== What you need to do ==
Produce the tally of lines in the material below that hold "screenshot", without anything else.

== Extracted entries ==
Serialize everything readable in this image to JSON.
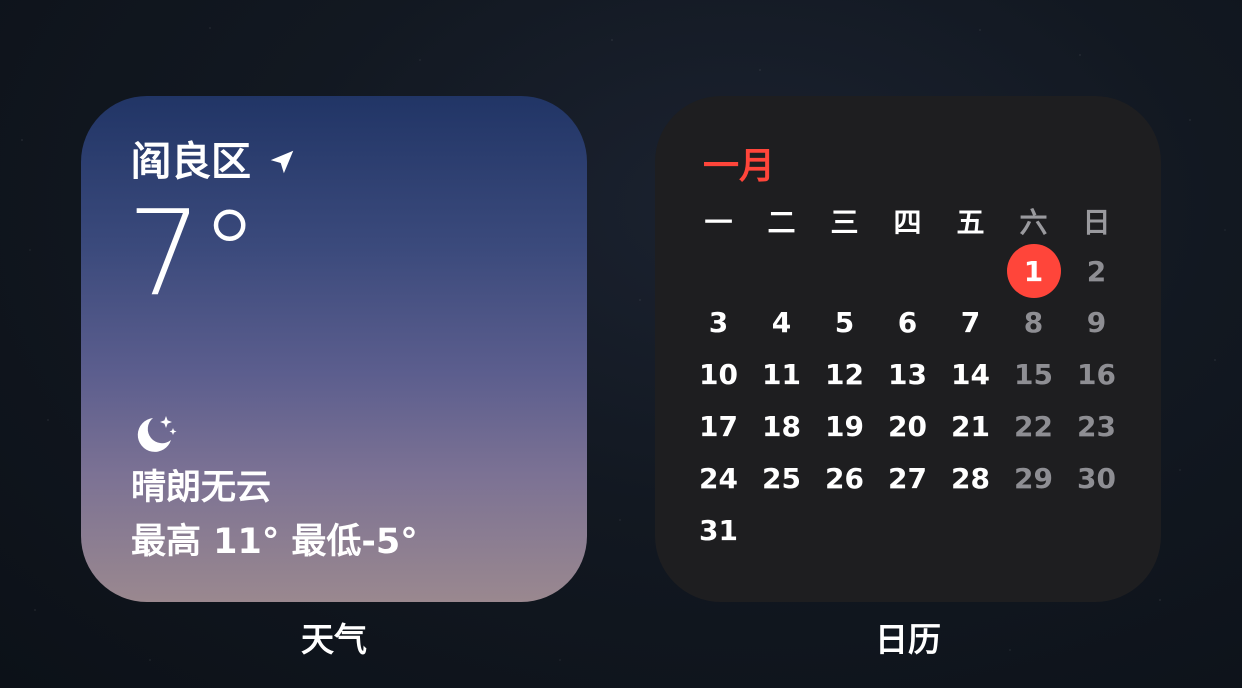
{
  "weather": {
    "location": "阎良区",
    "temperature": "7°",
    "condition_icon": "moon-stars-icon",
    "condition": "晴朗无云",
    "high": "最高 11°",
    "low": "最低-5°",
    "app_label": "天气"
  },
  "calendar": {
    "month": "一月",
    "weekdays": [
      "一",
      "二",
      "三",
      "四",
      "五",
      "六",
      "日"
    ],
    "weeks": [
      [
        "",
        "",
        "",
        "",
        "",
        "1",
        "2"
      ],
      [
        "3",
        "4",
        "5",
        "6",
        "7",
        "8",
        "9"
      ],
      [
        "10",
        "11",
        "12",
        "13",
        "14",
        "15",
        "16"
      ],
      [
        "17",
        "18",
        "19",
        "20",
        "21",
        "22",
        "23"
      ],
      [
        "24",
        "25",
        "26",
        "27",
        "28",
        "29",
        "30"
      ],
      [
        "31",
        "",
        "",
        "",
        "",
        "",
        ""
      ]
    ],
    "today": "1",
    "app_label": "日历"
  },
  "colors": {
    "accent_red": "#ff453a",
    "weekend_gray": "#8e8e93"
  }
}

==

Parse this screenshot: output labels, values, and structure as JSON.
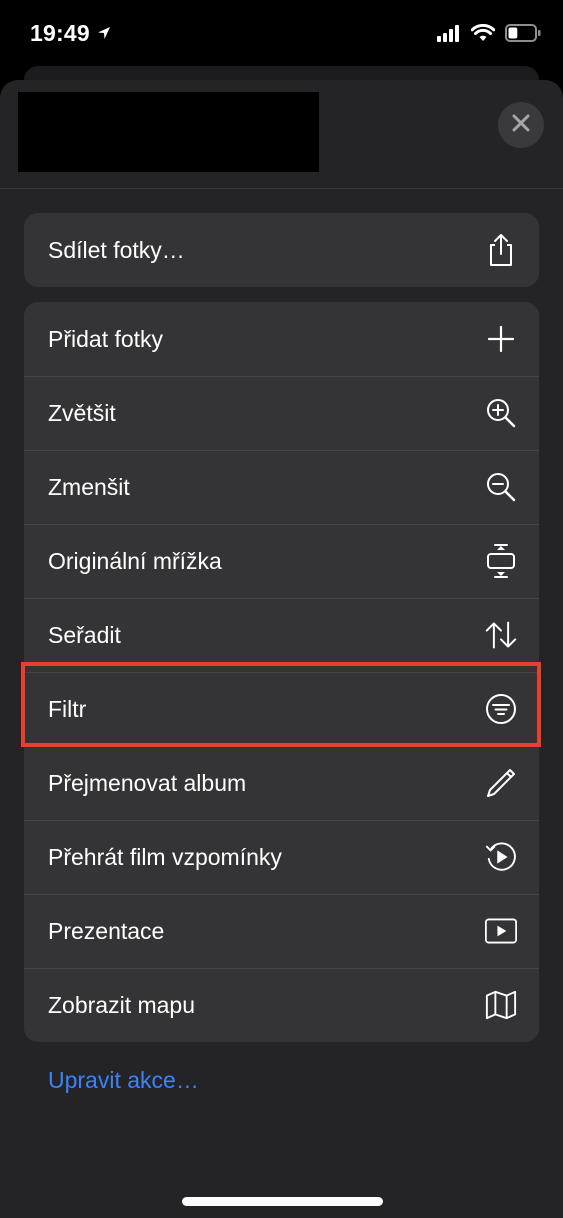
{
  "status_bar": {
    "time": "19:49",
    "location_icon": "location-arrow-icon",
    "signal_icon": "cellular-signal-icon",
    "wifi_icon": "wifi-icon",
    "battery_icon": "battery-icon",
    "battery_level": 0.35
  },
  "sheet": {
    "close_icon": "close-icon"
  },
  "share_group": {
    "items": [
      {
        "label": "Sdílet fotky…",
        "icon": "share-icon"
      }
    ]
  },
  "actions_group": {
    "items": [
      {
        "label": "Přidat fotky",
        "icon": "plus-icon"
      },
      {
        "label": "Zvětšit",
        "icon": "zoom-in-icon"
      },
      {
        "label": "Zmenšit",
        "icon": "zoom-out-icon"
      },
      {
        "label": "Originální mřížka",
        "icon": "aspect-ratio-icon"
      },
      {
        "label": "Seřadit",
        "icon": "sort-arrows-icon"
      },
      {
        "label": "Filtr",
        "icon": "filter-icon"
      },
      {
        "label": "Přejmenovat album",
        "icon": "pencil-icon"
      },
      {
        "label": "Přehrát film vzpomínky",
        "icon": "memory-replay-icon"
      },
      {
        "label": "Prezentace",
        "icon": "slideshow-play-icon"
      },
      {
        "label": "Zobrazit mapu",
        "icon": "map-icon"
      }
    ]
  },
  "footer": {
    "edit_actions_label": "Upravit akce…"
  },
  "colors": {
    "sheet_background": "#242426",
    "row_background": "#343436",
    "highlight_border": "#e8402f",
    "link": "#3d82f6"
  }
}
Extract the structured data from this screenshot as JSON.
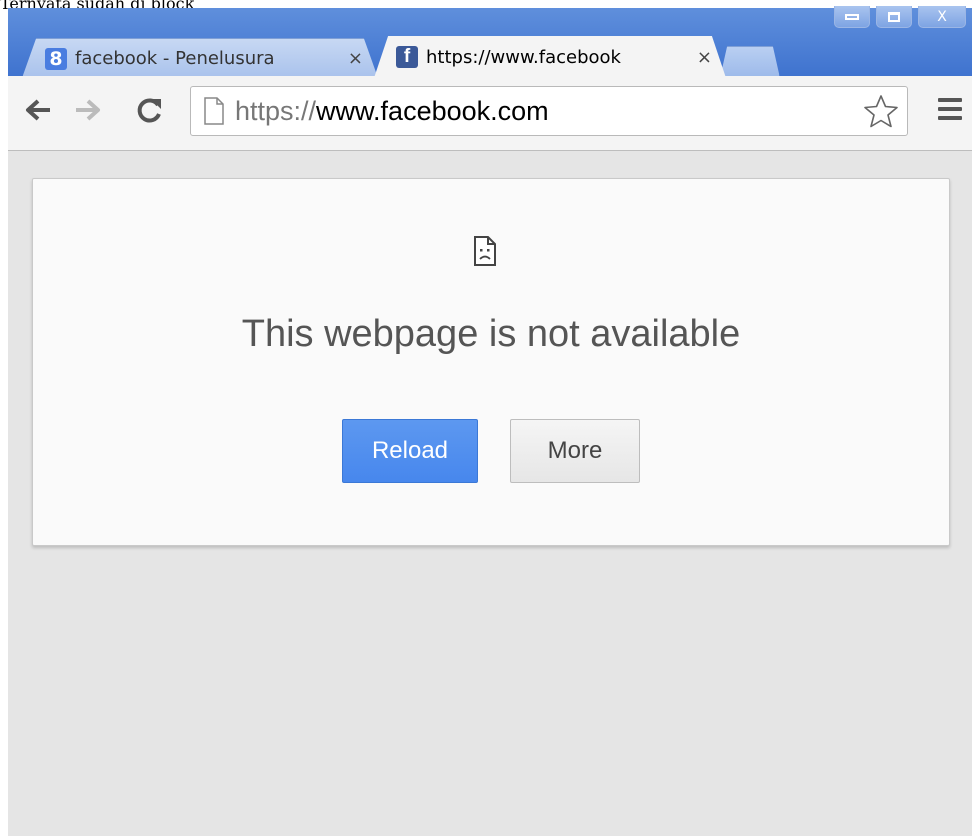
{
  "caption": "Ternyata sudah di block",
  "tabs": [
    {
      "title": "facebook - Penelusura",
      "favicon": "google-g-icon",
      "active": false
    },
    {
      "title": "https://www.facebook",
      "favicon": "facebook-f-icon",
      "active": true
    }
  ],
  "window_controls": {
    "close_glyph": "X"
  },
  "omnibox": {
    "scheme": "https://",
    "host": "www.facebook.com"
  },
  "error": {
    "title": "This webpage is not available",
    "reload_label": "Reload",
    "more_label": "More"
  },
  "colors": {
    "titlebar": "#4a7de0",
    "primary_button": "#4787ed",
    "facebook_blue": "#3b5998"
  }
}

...

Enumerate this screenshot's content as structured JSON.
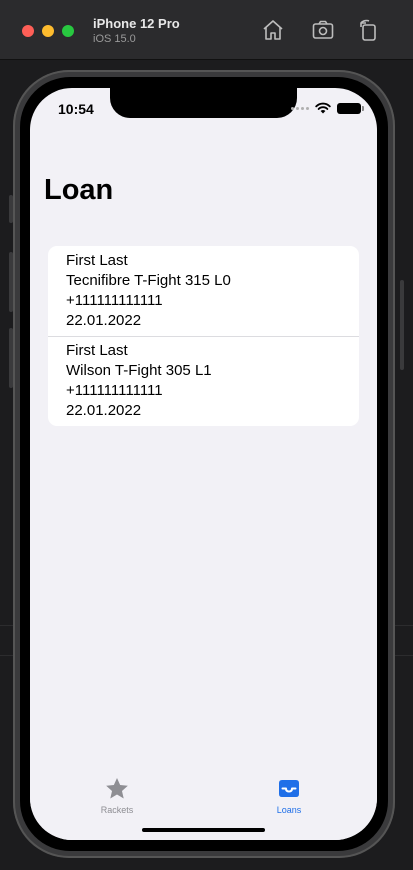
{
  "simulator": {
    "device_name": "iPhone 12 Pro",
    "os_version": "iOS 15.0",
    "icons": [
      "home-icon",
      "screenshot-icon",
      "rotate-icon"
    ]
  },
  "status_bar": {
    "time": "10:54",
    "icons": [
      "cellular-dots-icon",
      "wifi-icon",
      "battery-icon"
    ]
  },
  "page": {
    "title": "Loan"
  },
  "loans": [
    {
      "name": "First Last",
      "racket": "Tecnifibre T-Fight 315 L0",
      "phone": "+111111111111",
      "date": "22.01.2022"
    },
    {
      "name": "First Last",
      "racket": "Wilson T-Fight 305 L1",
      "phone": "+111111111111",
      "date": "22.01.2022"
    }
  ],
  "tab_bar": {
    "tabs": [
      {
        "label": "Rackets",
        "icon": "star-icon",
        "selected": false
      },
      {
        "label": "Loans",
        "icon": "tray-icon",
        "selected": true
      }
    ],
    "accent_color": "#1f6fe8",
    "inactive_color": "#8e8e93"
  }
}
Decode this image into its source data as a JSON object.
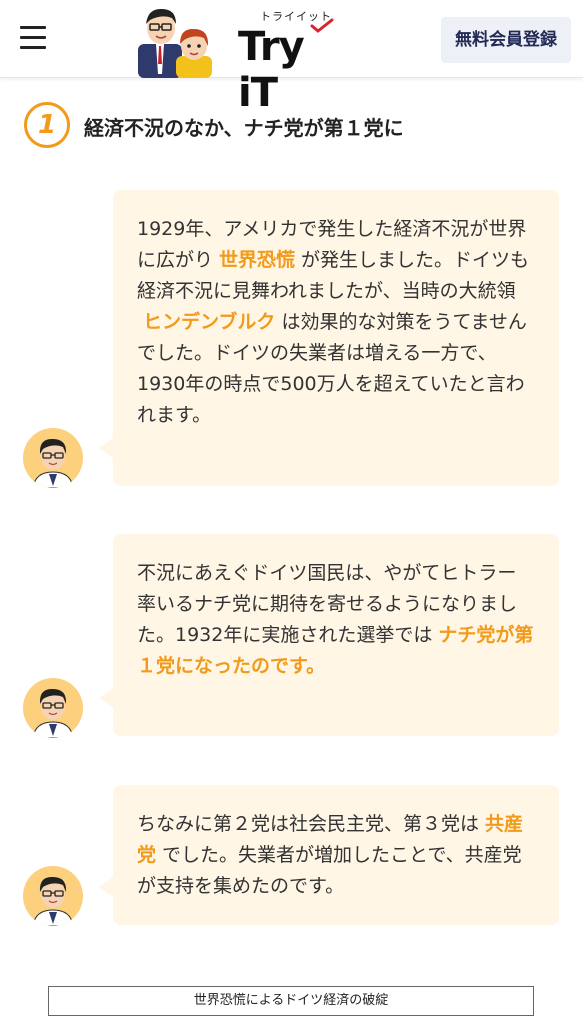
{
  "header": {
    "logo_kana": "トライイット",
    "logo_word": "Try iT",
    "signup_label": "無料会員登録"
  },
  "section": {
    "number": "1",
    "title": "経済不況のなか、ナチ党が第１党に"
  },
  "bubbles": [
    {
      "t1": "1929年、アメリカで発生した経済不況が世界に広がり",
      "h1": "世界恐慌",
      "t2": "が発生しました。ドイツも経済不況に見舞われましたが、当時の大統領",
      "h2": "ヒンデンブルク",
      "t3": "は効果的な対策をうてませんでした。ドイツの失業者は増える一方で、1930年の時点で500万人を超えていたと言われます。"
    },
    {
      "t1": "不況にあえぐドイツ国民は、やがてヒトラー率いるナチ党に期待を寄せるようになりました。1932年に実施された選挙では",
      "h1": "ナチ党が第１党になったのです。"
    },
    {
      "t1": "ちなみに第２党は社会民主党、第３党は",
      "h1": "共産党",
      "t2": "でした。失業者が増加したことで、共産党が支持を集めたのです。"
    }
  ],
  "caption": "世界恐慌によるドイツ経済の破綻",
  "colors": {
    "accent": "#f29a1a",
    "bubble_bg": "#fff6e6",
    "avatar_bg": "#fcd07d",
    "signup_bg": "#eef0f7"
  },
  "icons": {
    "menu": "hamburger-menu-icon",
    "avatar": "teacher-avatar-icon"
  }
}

== Output of the exercise ==
4